Welcome to “Black Friday” where we highlight the beauty, strength and athleticism of black dancers, choreographers, and dance companies. We hope that this effort will shine a light on the beauty and diversity of dance.
“Black Dance is Beautiful”
So we finally made it folks! We are so excited for you all to experience the beauty and splendor of black dance. Just in case you forgot, the performance will take place Saturday, November 21 at Walnut Hills High School (3250 Victory Pkwy, Cincinnati, OH 45207). Program begins at 7 p.m. Now that we got that out of the way, welcome to #BlackFriday.
Today, we want to take it to the streets. By that we mean street dancers. While you will get your fill of choreographed/staged dance on Saturday, we wanted to show some love to our artists who may/may not be classically trained.
Street dancing is utilized by many marginalized groups to share their stories with the world.
According to Wikipedia, Krumping, is a street dance that became popular in the US fairly recently. It is “characterized by free, expressive, exaggerated, and highly energetic movement. The black youths who started krumping saw the dance as a way for them to escape gang life and “to release anger, aggression and frustration positively, in a non-violent way.”
According to Wikipedia, Jerkin’ or Jerk, is a street dance originating in Los Angeleos. Since 2009, jerkin’ has gained fans along the West Coast and, as of 2009, was gaining popularity on the East Coast. “The dance itself consists of moving your legs in and out called the “jerk”, and doing other moves such as the “reject”, “dip”, and “pindrop.”
Popping and Locking
Popping is “centered around the technique of popping (or hitting), which means to quickly contract and relax muscles to create a jerking effect (a pop or hit) in the body. Popping can be concentrated to specific body parts, creating variants such as arm pops, leg pops, chest pops and neck pops.They also can vary in explosiveness. Stronger pops normally involve popping both the lower and upper body simultaneously.” -Wikipedia

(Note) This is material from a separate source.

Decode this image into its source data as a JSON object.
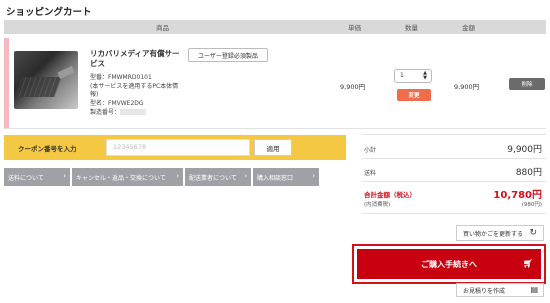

Locking “is based on the concept of locking movements, which basically means freezing from a fast movement and “locking” in a certain position, holding that position for a short while and then continuing in the same speed as before. It relies on fast and distinct arm and hand movements combined with more relaxed hips and legs. The movements are generally large and exaggerated, and often very rhythmic and tightly synced with the music. ” – Wikipedia
Vogue, or voguing, is a highly stylized, modern house dance that evolved out of the Harlem ballroom scene of the 1980s. It is characterized by walking, contorting and poses that engage the viewer. This style was popularized by the film, Paris Is Burning and the Madonna’s video Vogue.
B-boying or breaking, also called breakdancing, is a style of street dance that originated primarily among African American and Puerto Rican youth. According to Wikipedia, “While diverse in the amount of variation available in the dance, b-boying consists of four kinds of movement: toprock, downrock, power moves, and freezes. B-boying is typically danced to hip-hop, funk music, and especially breakbeats, although modern trends allow for much wider varieties of music along certain ranges of tempo and beat patterns.”
These are just a couple of street dancing styles. If you are interested, I would suggest you check out these other styles.